Trump’s “Victory” at NATO Meetings Follows Now Familiar Game Plan
President Donald Trump gestures during a news conference at the 2018 NATO Summit at NATO headquarters on July 12, 2018 in Brussels, Belgium. Leaders from NATO member and partner states are meeting for a two-day summit, which is being overshadowed by strong demands by U.S. President Trump for most NATO member countries to spend more on defense. (Photo by Jasper Juinen/Getty Images)
U.S. President Donald Trump wrapped up his two-day NATO meetings with a press conference claiming victory.
Thanks to his tough negotiating skills and hard-line diplomacy, Trump boasted in his press conference, NATO’s 29 member countries had agreed to up their defence spending commitments. And, because the president had been so firm, the allies had pledged another $33 billion and would no longer be freeloading of the U.S. as they have done so since the mutual defence organization was founded in 1949.
Another Trump diplomatic victory?
Not according to some of the leaders who were there. While both Prime Minister Justin Trudeau and French President Emmanuel Macron agreed to spend more on building up their militaries, both said this commitment didn’t come as a result of the Brussels’ meetings but from previous NATO summits.
Still, Trump is crowing a NATO “victory” and that’s all that matters.
Here’s how the Trump game of military brinksmanship usually plays out.
Step 1: Claim that the U.S. is hard-done by.
With NAFTA, Trump claimed Mexico and Canada were taking advantage of the U.S. with favourable trade deals. And, in the lead-up to June’s G7 Summit in Quebec, he accused Europe of imposing unfair trade restrictions on U.S. products. Before the NATO meetings, he accused member countries of being “delinquent” in their military commitments.
Step 2: Make disparaging comments about your allies.
During the ongoing NAFTA negotiations, Trump has continually called out Canada for not playing fair. And in the aftermath of the G7 Summit, he called Trudeau “weak” and “dishonest”. He followed the same stunt during the NATO meetings, this time calling out Germany for being “totally controlled” by Russia.
Step 3: Threaten your allies that you’ll leave the treaty/room.
We’ve stopped counting the times Trump has threatened Canada about “ripping up” the free-trade agreement. Similarly with the NATO meetings, according to insiders, Trump went on a long rant about member countries not paying their due, threatening the U.S. would “go our own way” if his demands weren’t met.
Step 4: Make a sudden and bewildering 180-dgree turn

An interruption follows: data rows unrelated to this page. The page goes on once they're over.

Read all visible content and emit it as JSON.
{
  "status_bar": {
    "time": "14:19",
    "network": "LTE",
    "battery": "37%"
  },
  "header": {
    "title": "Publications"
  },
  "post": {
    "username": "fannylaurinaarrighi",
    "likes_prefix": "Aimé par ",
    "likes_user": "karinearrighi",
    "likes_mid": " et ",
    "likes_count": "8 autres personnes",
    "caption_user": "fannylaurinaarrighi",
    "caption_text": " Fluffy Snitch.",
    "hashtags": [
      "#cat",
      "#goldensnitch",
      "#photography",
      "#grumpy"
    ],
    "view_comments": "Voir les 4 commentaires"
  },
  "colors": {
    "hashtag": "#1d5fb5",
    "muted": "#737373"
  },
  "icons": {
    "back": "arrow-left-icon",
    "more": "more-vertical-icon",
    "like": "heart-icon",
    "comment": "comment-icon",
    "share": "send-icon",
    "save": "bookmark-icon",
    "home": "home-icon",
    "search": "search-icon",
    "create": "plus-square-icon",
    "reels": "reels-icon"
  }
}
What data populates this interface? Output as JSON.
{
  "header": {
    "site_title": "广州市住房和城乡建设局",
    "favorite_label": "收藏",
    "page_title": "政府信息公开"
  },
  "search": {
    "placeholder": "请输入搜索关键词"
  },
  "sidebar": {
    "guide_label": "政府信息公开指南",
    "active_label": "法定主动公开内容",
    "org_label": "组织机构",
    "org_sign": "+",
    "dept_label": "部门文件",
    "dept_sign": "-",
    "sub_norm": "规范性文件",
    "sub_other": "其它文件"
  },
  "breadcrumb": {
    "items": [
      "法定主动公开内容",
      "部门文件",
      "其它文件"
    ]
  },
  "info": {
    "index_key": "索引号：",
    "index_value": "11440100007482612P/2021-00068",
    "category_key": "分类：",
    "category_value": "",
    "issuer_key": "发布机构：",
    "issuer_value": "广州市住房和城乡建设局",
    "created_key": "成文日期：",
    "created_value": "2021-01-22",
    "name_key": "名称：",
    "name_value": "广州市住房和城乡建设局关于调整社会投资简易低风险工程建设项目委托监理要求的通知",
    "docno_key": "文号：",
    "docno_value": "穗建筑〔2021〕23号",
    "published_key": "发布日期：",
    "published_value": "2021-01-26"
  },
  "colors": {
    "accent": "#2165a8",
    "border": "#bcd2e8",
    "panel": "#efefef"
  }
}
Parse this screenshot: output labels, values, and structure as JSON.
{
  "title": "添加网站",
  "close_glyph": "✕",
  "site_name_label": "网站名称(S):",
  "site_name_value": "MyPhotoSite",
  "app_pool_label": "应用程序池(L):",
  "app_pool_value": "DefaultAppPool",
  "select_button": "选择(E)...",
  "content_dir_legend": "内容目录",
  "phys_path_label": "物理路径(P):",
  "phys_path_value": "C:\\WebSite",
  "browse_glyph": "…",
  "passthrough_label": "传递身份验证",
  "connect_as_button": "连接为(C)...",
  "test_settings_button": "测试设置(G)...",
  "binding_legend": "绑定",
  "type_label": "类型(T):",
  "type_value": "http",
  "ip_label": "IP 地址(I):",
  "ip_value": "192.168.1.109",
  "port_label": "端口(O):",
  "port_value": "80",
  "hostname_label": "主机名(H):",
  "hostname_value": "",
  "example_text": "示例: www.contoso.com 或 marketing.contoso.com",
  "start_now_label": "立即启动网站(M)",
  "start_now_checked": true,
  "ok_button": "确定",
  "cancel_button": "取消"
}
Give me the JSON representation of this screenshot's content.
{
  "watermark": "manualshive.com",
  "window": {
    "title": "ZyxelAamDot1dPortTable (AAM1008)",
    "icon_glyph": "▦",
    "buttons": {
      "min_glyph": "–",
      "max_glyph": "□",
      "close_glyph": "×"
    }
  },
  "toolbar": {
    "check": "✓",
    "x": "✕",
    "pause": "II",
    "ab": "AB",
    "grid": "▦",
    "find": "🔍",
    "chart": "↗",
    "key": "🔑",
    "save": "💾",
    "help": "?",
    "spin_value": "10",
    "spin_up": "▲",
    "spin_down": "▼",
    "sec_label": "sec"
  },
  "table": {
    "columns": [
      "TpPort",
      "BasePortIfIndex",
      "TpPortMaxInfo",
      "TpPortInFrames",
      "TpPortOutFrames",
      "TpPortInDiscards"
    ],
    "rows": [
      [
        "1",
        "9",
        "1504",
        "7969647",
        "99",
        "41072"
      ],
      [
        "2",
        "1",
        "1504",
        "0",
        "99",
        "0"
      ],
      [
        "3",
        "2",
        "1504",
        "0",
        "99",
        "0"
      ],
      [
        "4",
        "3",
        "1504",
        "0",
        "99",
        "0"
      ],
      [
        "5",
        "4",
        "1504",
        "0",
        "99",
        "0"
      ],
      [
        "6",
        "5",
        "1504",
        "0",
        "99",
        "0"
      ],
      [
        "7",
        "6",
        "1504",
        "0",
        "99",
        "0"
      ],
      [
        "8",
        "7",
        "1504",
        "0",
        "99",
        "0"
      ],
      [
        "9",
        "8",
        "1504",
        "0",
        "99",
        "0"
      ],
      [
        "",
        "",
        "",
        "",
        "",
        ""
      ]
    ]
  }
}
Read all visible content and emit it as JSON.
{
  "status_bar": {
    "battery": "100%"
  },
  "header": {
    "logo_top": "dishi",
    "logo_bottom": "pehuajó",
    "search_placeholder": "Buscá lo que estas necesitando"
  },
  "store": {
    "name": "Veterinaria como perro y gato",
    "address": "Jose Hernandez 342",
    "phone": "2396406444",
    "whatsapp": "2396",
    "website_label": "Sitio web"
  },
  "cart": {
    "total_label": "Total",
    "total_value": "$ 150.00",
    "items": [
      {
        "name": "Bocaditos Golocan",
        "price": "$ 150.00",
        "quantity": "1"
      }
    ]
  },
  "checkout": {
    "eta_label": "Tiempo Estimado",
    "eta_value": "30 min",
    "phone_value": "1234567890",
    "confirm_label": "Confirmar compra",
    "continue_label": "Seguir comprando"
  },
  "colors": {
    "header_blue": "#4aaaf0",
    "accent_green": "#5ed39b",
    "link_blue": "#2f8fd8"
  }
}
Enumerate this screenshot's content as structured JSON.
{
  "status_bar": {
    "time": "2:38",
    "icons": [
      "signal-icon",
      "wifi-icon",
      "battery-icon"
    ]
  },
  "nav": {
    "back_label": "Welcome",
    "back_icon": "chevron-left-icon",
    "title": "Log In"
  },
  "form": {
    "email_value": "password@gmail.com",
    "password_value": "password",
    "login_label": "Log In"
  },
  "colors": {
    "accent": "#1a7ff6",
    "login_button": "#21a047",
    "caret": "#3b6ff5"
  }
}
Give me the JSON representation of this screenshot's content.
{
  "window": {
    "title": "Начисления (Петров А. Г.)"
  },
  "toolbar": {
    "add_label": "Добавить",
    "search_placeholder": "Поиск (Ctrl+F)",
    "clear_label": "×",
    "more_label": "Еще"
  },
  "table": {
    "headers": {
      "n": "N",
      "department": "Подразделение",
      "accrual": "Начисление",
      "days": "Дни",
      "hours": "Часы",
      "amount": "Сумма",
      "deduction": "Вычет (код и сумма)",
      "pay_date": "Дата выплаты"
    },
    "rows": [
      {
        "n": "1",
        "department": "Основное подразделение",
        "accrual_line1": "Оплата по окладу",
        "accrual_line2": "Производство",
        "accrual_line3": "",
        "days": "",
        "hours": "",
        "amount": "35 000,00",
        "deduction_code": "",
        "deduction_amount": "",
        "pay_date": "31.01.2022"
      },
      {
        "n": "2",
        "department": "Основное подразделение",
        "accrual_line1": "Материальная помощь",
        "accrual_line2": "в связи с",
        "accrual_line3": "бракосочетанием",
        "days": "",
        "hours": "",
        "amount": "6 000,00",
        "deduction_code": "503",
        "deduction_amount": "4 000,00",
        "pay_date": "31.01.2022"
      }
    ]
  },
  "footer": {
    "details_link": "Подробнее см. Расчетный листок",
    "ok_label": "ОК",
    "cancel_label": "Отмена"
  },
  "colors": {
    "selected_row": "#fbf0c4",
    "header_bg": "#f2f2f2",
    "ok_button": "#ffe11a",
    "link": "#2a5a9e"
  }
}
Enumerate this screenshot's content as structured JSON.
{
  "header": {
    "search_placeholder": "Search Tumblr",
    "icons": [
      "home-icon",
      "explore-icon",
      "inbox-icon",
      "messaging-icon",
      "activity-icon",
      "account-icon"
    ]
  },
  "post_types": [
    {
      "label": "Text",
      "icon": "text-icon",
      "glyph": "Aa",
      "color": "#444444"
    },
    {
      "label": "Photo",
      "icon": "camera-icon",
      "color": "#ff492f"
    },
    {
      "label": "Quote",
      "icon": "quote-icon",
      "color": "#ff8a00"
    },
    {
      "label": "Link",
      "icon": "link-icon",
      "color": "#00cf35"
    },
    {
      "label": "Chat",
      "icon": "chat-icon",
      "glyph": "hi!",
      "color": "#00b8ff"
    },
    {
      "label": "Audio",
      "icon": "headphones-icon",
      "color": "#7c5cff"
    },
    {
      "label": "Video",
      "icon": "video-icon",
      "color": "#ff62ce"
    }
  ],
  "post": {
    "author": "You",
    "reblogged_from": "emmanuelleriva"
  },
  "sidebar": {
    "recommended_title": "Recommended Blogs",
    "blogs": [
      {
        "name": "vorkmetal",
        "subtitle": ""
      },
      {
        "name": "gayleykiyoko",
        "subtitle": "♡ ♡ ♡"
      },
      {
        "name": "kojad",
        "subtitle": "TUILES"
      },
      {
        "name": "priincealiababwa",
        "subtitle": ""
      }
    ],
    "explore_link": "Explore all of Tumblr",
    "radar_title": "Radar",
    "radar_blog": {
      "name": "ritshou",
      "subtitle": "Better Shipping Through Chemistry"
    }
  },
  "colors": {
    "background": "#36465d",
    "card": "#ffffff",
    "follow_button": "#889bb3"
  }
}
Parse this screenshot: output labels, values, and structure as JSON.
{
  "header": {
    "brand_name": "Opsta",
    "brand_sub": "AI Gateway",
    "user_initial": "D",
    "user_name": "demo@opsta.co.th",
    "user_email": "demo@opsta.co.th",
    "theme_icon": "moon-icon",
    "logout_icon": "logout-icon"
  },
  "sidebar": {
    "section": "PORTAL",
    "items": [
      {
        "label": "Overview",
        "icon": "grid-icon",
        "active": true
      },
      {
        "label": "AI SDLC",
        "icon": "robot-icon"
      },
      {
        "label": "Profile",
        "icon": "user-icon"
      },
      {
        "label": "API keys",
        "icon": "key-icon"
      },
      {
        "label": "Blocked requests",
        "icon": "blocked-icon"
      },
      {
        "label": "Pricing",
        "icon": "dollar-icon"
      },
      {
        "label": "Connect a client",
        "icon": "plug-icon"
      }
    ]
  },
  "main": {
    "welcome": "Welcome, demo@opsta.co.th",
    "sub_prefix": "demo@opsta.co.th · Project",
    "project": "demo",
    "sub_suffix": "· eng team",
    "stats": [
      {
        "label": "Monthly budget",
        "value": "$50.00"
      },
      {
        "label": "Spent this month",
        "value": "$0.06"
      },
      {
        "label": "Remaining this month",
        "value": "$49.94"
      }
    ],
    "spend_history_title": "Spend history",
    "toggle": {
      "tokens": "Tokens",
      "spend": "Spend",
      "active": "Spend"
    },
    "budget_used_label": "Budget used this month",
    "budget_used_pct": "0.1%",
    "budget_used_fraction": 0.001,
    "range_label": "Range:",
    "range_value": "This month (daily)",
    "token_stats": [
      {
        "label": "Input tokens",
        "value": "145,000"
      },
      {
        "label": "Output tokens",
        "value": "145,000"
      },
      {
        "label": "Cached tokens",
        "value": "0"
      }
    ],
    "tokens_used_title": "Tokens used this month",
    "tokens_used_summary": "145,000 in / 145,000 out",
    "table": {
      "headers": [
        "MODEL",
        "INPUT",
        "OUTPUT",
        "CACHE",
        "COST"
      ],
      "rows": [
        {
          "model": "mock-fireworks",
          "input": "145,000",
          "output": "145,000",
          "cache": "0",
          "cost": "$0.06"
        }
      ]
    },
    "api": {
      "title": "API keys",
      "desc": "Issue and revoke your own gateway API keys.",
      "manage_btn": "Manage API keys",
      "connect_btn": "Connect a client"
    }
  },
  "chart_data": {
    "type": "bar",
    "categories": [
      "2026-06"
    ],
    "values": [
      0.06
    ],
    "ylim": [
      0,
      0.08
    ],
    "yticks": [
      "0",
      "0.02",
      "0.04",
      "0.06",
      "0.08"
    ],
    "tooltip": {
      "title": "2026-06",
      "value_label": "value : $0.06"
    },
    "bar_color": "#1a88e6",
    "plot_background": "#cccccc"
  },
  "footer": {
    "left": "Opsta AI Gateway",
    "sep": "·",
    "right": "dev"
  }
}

Before he even returned to Washington after the G7 meetings ended harmoniously, Trump reacted angrily to a press conference given by Trudeau and said he wouldn’t endorse the agreement he had signed hours earlier. It was the same way at the Brussels’ meetings: just when rumours started surfacing that Trump would angrily pull the U.S. from NATO, he changed tack, saying everything was fine, even praising the organization he had just spent two days bashing. “The United States’ commitment to NATO remains strong, very strong,” he said at his concluding press conference. “I believe in NATO, I think NATO is a very important, probably the greatest ever done.”
Step 5: Claim victory